### Recorded data

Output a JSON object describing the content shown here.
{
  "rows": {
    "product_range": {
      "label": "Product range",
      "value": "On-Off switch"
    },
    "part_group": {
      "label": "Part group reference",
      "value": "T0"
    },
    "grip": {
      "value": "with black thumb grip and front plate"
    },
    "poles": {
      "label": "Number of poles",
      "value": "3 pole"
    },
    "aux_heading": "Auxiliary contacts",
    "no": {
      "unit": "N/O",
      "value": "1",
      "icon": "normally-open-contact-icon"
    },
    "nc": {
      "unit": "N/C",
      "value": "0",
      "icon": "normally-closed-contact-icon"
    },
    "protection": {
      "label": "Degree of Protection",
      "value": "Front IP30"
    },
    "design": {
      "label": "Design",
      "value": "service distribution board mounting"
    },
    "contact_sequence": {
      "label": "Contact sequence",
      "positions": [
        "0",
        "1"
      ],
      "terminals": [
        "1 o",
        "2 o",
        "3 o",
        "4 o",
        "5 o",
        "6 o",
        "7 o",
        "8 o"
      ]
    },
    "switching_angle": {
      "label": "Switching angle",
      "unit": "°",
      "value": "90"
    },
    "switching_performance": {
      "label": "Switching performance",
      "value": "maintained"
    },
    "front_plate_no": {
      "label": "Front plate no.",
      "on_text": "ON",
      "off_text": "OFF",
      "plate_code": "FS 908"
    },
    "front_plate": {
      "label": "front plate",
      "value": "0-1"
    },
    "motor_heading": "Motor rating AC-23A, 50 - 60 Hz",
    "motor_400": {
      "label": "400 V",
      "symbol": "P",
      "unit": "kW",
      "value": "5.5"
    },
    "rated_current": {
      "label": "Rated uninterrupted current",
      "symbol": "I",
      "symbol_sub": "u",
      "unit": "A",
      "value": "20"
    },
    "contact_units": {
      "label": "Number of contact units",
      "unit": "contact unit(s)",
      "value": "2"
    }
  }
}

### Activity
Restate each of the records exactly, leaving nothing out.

### Result of this task
Output a JSON object describing the content shown here.
{
  "rows": {
    "product_range": {
      "label": "Product range",
      "value": "On-Off switch"
    },
    "part_group": {
      "label": "Part group reference",
      "value": "T0"
    },
    "grip": {
      "value": "with black thumb grip and front plate"
    },
    "poles": {
      "label": "Number of poles",
      "value": "3 pole"
    },
    "aux_heading": "Auxiliary contacts",
    "no": {
      "unit": "N/O",
      "value": "1",
      "icon": "normally-open-contact-icon"
    },
    "nc": {
      "unit": "N/C",
      "value": "0",
      "icon": "normally-closed-contact-icon"
    },
    "protection": {
      "label": "Degree of Protection",
      "value": "Front IP30"
    },
    "design": {
      "label": "Design",
      "value": "service distribution board mounting"
    },
    "contact_sequence": {
      "label": "Contact sequence",
      "positions": [
        "0",
        "1"
      ],
      "terminals": [
        "1 o",
        "2 o",
        "3 o",
        "4 o",
        "5 o",
        "6 o",
        "7 o",
        "8 o"
      ]
    },
    "switching_angle": {
      "label": "Switching angle",
      "unit": "°",
      "value": "90"
    },
    "switching_performance": {
      "label": "Switching performance",
      "value": "maintained"
    },
    "front_plate_no": {
      "label": "Front plate no.",
      "on_text": "ON",
      "off_text": "OFF",
      "plate_code": "FS 908"
    },
    "front_plate": {
      "label": "front plate",
      "value": "0-1"
    },
    "motor_heading": "Motor rating AC-23A, 50 - 60 Hz",
    "motor_400": {
      "label": "400 V",
      "symbol": "P",
      "unit": "kW",
      "value": "5.5"
    },
    "rated_current": {
      "label": "Rated uninterrupted current",
      "symbol": "I",
      "symbol_sub": "u",
      "unit": "A",
      "value": "20"
    },
    "contact_units": {
      "label": "Number of contact units",
      "unit": "contact unit(s)",
      "value": "2"
    }
  }
}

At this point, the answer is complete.